“That should send shock waves all across the Republican establishment,” he said.


The main anomaly confounding the blue wave was Florida, where a recount is still underway with Republicans ahead in both the senate and gubernatorial races. That was partly explained by the demographics of the ‘Sunshine State’ which has a growing Hispanic population but also attracts retirees due to the warmer weather and low taxes.

“We’re not shedding population. Younger voters are not replacing those that are dying off,” said Daniel Smith, chairman of political science at the University of Florida. “Florida’s tough. Younger voters coming of age are being counterbalanced by older voters moving to the state who are more likely to vote.”

To be sure, a midterm election is not always a good indicator of the next presidential vote. For example, Obama did poorly in 2010, only to bounce back in his 2012 re-election. What is clear from the 2018 midterms is that the Republican Party will have to up its game in two years’ time if Trump is to stand a chance of re-election.

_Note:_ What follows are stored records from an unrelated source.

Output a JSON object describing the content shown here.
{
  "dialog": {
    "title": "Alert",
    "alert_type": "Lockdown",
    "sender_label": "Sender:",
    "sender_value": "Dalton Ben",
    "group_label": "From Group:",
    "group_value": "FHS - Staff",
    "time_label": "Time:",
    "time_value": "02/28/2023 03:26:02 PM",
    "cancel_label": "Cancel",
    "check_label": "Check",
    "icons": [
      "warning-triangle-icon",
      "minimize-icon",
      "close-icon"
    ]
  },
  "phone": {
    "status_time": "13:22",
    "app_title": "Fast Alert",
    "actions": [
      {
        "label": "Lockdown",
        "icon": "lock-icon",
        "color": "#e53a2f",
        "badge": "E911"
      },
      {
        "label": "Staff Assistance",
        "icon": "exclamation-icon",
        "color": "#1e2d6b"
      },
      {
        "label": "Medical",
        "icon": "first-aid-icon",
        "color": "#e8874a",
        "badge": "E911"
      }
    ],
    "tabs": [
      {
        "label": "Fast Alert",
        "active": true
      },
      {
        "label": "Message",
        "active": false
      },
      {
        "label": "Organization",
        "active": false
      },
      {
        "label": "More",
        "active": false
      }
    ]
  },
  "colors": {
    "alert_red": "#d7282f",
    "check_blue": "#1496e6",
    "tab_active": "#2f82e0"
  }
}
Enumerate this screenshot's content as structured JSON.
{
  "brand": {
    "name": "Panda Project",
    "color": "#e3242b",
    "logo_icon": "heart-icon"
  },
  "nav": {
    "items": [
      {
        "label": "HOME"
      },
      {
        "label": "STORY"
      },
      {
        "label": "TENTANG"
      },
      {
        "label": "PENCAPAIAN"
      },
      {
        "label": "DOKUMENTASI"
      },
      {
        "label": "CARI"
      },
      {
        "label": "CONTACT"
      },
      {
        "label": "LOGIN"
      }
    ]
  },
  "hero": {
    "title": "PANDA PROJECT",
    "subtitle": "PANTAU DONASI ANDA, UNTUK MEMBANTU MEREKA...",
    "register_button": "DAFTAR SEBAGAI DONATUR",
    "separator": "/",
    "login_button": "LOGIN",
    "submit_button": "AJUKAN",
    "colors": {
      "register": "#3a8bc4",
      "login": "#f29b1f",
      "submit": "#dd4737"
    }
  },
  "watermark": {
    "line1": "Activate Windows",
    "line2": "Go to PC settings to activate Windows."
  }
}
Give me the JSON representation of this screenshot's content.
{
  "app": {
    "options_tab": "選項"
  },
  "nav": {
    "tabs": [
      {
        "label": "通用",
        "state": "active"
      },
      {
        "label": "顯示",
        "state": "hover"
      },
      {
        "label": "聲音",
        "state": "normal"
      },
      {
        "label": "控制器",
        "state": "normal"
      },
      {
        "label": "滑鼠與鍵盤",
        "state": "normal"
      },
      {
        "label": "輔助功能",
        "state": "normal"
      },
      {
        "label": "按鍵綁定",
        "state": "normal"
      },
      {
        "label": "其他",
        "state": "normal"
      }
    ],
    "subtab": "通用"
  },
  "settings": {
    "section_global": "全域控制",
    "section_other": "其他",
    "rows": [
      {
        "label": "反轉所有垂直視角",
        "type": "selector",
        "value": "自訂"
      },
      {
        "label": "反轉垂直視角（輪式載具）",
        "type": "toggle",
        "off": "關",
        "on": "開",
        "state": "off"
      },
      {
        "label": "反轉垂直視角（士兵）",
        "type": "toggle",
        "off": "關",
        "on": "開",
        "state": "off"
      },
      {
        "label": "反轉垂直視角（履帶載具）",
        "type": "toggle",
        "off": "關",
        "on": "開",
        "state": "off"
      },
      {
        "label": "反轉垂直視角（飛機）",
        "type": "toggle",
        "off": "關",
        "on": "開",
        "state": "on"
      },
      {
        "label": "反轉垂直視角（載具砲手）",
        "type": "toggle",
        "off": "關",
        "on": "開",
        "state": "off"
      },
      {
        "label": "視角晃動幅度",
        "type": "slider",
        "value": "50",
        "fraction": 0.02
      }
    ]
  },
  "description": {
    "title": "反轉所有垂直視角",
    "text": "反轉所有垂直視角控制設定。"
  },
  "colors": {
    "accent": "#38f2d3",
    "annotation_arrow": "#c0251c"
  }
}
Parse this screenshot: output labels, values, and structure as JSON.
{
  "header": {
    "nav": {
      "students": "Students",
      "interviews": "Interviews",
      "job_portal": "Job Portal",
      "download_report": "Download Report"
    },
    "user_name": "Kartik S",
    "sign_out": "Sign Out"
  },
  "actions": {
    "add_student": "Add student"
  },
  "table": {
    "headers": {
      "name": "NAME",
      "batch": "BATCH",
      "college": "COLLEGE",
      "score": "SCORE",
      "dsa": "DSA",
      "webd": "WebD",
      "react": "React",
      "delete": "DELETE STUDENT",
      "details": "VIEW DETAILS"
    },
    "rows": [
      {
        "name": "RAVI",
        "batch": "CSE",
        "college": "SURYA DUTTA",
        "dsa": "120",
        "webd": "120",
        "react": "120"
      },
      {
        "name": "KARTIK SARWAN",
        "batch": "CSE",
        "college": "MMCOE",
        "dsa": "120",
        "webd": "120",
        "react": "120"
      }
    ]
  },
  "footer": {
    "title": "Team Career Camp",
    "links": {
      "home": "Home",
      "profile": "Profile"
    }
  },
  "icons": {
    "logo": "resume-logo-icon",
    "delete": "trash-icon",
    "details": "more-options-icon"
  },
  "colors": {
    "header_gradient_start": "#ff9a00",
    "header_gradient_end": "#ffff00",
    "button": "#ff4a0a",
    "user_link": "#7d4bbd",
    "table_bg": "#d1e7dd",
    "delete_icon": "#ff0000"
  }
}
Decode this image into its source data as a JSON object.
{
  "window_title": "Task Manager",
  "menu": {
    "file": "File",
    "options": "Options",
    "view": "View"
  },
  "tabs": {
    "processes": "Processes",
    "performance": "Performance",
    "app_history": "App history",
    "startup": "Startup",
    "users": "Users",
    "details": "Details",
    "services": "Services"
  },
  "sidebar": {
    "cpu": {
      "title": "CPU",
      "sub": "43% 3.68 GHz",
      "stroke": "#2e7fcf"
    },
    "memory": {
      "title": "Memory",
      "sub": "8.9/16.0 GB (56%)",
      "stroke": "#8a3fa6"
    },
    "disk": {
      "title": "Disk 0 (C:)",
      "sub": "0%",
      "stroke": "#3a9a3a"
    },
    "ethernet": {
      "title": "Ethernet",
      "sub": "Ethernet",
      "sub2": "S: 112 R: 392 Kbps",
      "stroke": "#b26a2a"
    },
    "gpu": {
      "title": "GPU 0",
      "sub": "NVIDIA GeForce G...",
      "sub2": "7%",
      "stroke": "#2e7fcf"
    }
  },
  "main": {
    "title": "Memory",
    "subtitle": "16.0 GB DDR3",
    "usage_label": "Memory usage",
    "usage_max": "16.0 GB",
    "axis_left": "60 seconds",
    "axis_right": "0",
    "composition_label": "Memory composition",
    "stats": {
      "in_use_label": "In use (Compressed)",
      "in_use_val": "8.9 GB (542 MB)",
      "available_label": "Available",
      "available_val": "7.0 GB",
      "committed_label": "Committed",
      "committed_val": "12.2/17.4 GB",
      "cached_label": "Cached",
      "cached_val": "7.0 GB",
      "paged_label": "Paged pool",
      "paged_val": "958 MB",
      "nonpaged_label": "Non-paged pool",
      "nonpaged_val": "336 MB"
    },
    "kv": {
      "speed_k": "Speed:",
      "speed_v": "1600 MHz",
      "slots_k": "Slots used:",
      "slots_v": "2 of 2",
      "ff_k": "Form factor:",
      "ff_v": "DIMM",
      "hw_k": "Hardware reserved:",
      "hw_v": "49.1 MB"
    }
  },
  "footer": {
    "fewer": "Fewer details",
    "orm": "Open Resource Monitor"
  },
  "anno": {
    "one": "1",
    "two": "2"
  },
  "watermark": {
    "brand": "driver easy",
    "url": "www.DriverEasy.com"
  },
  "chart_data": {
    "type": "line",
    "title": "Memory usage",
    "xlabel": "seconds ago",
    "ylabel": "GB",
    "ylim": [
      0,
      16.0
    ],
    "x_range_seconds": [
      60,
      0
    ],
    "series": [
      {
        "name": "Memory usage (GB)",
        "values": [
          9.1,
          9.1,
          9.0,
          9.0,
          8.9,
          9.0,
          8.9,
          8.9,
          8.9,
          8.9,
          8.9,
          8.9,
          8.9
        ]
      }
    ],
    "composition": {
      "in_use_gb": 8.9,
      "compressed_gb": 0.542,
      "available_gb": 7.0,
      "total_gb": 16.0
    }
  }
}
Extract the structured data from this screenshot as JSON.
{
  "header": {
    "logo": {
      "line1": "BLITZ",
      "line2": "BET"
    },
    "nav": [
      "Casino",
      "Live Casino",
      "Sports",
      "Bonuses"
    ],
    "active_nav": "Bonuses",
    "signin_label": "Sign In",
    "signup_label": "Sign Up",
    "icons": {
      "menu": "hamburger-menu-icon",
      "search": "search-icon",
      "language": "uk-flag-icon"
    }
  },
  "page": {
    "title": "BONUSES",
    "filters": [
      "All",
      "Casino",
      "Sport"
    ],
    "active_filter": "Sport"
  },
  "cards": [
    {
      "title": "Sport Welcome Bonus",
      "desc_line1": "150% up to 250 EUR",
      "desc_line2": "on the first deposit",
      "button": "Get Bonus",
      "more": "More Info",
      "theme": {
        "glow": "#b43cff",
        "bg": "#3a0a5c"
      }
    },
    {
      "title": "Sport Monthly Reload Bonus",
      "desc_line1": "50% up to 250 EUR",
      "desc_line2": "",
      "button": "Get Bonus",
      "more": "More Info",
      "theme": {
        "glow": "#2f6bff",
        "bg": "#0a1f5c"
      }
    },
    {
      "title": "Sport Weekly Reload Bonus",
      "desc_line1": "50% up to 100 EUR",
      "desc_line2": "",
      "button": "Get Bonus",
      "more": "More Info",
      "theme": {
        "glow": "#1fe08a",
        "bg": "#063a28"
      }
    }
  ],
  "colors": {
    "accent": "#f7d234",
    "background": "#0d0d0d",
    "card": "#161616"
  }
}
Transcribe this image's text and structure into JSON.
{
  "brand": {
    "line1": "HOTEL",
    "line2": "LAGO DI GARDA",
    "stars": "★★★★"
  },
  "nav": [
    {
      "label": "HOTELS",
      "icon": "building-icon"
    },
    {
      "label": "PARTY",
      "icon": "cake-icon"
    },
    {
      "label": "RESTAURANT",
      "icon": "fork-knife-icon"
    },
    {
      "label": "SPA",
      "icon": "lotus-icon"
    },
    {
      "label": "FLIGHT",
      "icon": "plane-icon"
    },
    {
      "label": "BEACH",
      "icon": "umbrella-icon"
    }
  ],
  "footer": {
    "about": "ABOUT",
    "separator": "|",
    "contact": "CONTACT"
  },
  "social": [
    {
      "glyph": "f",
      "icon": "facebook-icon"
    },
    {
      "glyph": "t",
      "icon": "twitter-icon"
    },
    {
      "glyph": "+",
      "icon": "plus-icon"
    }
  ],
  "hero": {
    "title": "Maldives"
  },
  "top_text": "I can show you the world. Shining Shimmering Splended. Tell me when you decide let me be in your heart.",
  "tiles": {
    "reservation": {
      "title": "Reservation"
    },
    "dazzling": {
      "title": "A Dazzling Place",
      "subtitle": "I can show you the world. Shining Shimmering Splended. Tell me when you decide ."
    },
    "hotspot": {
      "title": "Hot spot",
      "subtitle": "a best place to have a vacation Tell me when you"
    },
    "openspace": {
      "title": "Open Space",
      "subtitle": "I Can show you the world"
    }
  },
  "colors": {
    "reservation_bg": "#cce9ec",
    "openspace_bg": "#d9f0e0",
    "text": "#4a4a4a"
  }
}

“Overall, Republican Senate candidates ran well behind Trump” in nine of ten 10 key states that Republicans hopes to win this year, concluded Larry Sabato, a political analyst at the University of Virginia. That didn’t prevent at least three of those candidates, in Indiana, Missouri and North Dakota from winning, with a strong chance of picking up a seat in Florida as well.

But, “as we look ahead to 2020, Trump will need to replicate his 2016 performance -- and not the performance of GOP Senate candidates -- to carry key states that voted for him in 2016.”


Red Versus Blue